Ben studied modern languages at London University's Queen Mary College. After dabbling unhappily in local government finance for a while, he went to work for The Scotsman newspaper in Edinburgh. The launch of the paper's website,, in the early years of the dotcom craze, saw Ben move online to manage the Business and Motors channels before becoming deputy editor with responsibility for all aspects of online production for The Scotsman, Scotland on Sunday and the Edinburgh Evening News websites, along with the papers' Edinburgh Festivals website.

Ben joined MoneyWeek as website editor in 2008, just as the Great Financial Crisis was brewing. He has written extensively for the website and magazine, with a particular emphasis on alternative finance and fintech, including blockchain and bitcoin. 

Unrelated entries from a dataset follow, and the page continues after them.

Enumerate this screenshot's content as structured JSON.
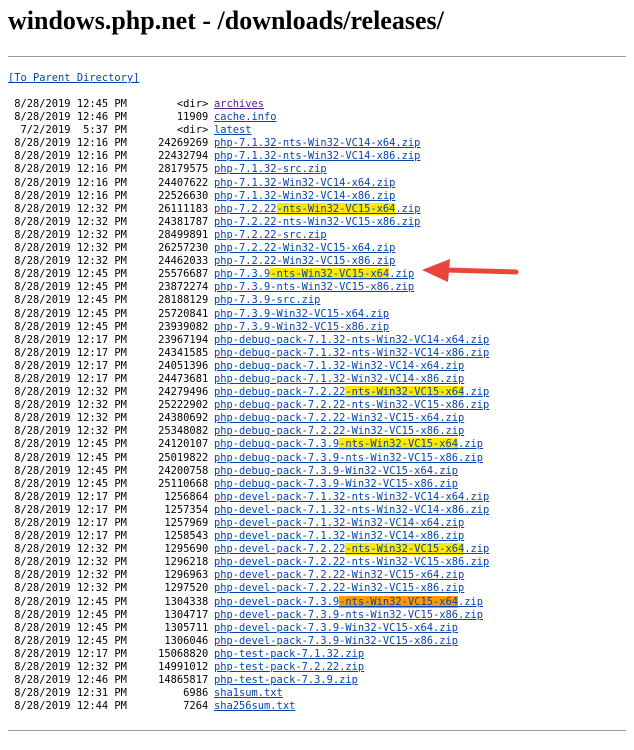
{
  "page": {
    "title": "windows.php.net - /downloads/releases/",
    "parent_link": "[To Parent Directory]"
  },
  "colors": {
    "link": "#0645ad",
    "visited": "#551a8b",
    "highlight": "#ffe900",
    "highlight_alt": "#ff9900",
    "arrow": "#e8453c"
  },
  "files": [
    {
      "date": "8/28/2019",
      "time": "12:45 PM",
      "size": "<dir>",
      "name": "archives",
      "visited": true
    },
    {
      "date": "8/28/2019",
      "time": "12:46 PM",
      "size": "11909",
      "name": "cache.info"
    },
    {
      "date": "7/2/2019",
      "time": "5:37 PM",
      "size": "<dir>",
      "name": "latest"
    },
    {
      "date": "8/28/2019",
      "time": "12:16 PM",
      "size": "24269269",
      "name": "php-7.1.32-nts-Win32-VC14-x64.zip"
    },
    {
      "date": "8/28/2019",
      "time": "12:16 PM",
      "size": "22432794",
      "name": "php-7.1.32-nts-Win32-VC14-x86.zip"
    },
    {
      "date": "8/28/2019",
      "time": "12:16 PM",
      "size": "28179575",
      "name": "php-7.1.32-src.zip"
    },
    {
      "date": "8/28/2019",
      "time": "12:16 PM",
      "size": "24407622",
      "name": "php-7.1.32-Win32-VC14-x64.zip"
    },
    {
      "date": "8/28/2019",
      "time": "12:16 PM",
      "size": "22526630",
      "name": "php-7.1.32-Win32-VC14-x86.zip"
    },
    {
      "date": "8/28/2019",
      "time": "12:32 PM",
      "size": "26111183",
      "name": "php-7.2.22-nts-Win32-VC15-x64.zip",
      "hl_prefix": "php-7.2.22",
      "hl_text": "-nts-Win32-VC15-x64",
      "hl_suffix": ".zip",
      "hl": "y"
    },
    {
      "date": "8/28/2019",
      "time": "12:32 PM",
      "size": "24381787",
      "name": "php-7.2.22-nts-Win32-VC15-x86.zip"
    },
    {
      "date": "8/28/2019",
      "time": "12:32 PM",
      "size": "28499891",
      "name": "php-7.2.22-src.zip"
    },
    {
      "date": "8/28/2019",
      "time": "12:32 PM",
      "size": "26257230",
      "name": "php-7.2.22-Win32-VC15-x64.zip"
    },
    {
      "date": "8/28/2019",
      "time": "12:32 PM",
      "size": "24462033",
      "name": "php-7.2.22-Win32-VC15-x86.zip"
    },
    {
      "date": "8/28/2019",
      "time": "12:45 PM",
      "size": "25576687",
      "name": "php-7.3.9-nts-Win32-VC15-x64.zip",
      "hl_prefix": "php-7.3.9",
      "hl_text": "-nts-Win32-VC15-x64",
      "hl_suffix": ".zip",
      "hl": "y"
    },
    {
      "date": "8/28/2019",
      "time": "12:45 PM",
      "size": "23872274",
      "name": "php-7.3.9-nts-Win32-VC15-x86.zip"
    },
    {
      "date": "8/28/2019",
      "time": "12:45 PM",
      "size": "28188129",
      "name": "php-7.3.9-src.zip"
    },
    {
      "date": "8/28/2019",
      "time": "12:45 PM",
      "size": "25720841",
      "name": "php-7.3.9-Win32-VC15-x64.zip"
    },
    {
      "date": "8/28/2019",
      "time": "12:45 PM",
      "size": "23939082",
      "name": "php-7.3.9-Win32-VC15-x86.zip"
    },
    {
      "date": "8/28/2019",
      "time": "12:17 PM",
      "size": "23967194",
      "name": "php-debug-pack-7.1.32-nts-Win32-VC14-x64.zip"
    },
    {
      "date": "8/28/2019",
      "time": "12:17 PM",
      "size": "24341585",
      "name": "php-debug-pack-7.1.32-nts-Win32-VC14-x86.zip"
    },
    {
      "date": "8/28/2019",
      "time": "12:17 PM",
      "size": "24051396",
      "name": "php-debug-pack-7.1.32-Win32-VC14-x64.zip"
    },
    {
      "date": "8/28/2019",
      "time": "12:17 PM",
      "size": "24473681",
      "name": "php-debug-pack-7.1.32-Win32-VC14-x86.zip"
    },
    {
      "date": "8/28/2019",
      "time": "12:32 PM",
      "size": "24279496",
      "name": "php-debug-pack-7.2.22-nts-Win32-VC15-x64.zip",
      "hl_prefix": "php-debug-pack-7.2.22",
      "hl_text": "-nts-Win32-VC15-x64",
      "hl_suffix": ".zip",
      "hl": "y"
    },
    {
      "date": "8/28/2019",
      "time": "12:32 PM",
      "size": "25222902",
      "name": "php-debug-pack-7.2.22-nts-Win32-VC15-x86.zip"
    },
    {
      "date": "8/28/2019",
      "time": "12:32 PM",
      "size": "24380692",
      "name": "php-debug-pack-7.2.22-Win32-VC15-x64.zip"
    },
    {
      "date": "8/28/2019",
      "time": "12:32 PM",
      "size": "25348082",
      "name": "php-debug-pack-7.2.22-Win32-VC15-x86.zip"
    },
    {
      "date": "8/28/2019",
      "time": "12:45 PM",
      "size": "24120107",
      "name": "php-debug-pack-7.3.9-nts-Win32-VC15-x64.zip",
      "hl_prefix": "php-debug-pack-7.3.9",
      "hl_text": "-nts-Win32-VC15-x64",
      "hl_suffix": ".zip",
      "hl": "y"
    },
    {
      "date": "8/28/2019",
      "time": "12:45 PM",
      "size": "25019822",
      "name": "php-debug-pack-7.3.9-nts-Win32-VC15-x86.zip"
    },
    {
      "date": "8/28/2019",
      "time": "12:45 PM",
      "size": "24200758",
      "name": "php-debug-pack-7.3.9-Win32-VC15-x64.zip"
    },
    {
      "date": "8/28/2019",
      "time": "12:45 PM",
      "size": "25110668",
      "name": "php-debug-pack-7.3.9-Win32-VC15-x86.zip"
    },
    {
      "date": "8/28/2019",
      "time": "12:17 PM",
      "size": "1256864",
      "name": "php-devel-pack-7.1.32-nts-Win32-VC14-x64.zip"
    },
    {
      "date": "8/28/2019",
      "time": "12:17 PM",
      "size": "1257354",
      "name": "php-devel-pack-7.1.32-nts-Win32-VC14-x86.zip"
    },
    {
      "date": "8/28/2019",
      "time": "12:17 PM",
      "size": "1257969",
      "name": "php-devel-pack-7.1.32-Win32-VC14-x64.zip"
    },
    {
      "date": "8/28/2019",
      "time": "12:17 PM",
      "size": "1258543",
      "name": "php-devel-pack-7.1.32-Win32-VC14-x86.zip"
    },
    {
      "date": "8/28/2019",
      "time": "12:32 PM",
      "size": "1295690",
      "name": "php-devel-pack-7.2.22-nts-Win32-VC15-x64.zip",
      "hl_prefix": "php-devel-pack-7.2.22",
      "hl_text": "-nts-Win32-VC15-x64",
      "hl_suffix": ".zip",
      "hl": "y"
    },
    {
      "date": "8/28/2019",
      "time": "12:32 PM",
      "size": "1296218",
      "name": "php-devel-pack-7.2.22-nts-Win32-VC15-x86.zip"
    },
    {
      "date": "8/28/2019",
      "time": "12:32 PM",
      "size": "1296963",
      "name": "php-devel-pack-7.2.22-Win32-VC15-x64.zip"
    },
    {
      "date": "8/28/2019",
      "time": "12:32 PM",
      "size": "1297520",
      "name": "php-devel-pack-7.2.22-Win32-VC15-x86.zip"
    },
    {
      "date": "8/28/2019",
      "time": "12:45 PM",
      "size": "1304338",
      "name": "php-devel-pack-7.3.9-nts-Win32-VC15-x64.zip",
      "hl_prefix": "php-devel-pack-7.3.9",
      "hl_text": "-nts-Win32-VC15-x64",
      "hl_suffix": ".zip",
      "hl": "o"
    },
    {
      "date": "8/28/2019",
      "time": "12:45 PM",
      "size": "1304717",
      "name": "php-devel-pack-7.3.9-nts-Win32-VC15-x86.zip"
    },
    {
      "date": "8/28/2019",
      "time": "12:45 PM",
      "size": "1305711",
      "name": "php-devel-pack-7.3.9-Win32-VC15-x64.zip"
    },
    {
      "date": "8/28/2019",
      "time": "12:45 PM",
      "size": "1306046",
      "name": "php-devel-pack-7.3.9-Win32-VC15-x86.zip"
    },
    {
      "date": "8/28/2019",
      "time": "12:17 PM",
      "size": "15068820",
      "name": "php-test-pack-7.1.32.zip"
    },
    {
      "date": "8/28/2019",
      "time": "12:32 PM",
      "size": "14991012",
      "name": "php-test-pack-7.2.22.zip"
    },
    {
      "date": "8/28/2019",
      "time": "12:46 PM",
      "size": "14865817",
      "name": "php-test-pack-7.3.9.zip"
    },
    {
      "date": "8/28/2019",
      "time": "12:31 PM",
      "size": "6986",
      "name": "sha1sum.txt"
    },
    {
      "date": "8/28/2019",
      "time": "12:44 PM",
      "size": "7264",
      "name": "sha256sum.txt"
    }
  ]
}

As an early adopter of bitcoin, Ben bought when the price was under $200, but went on to spend it all on foolish fripperies.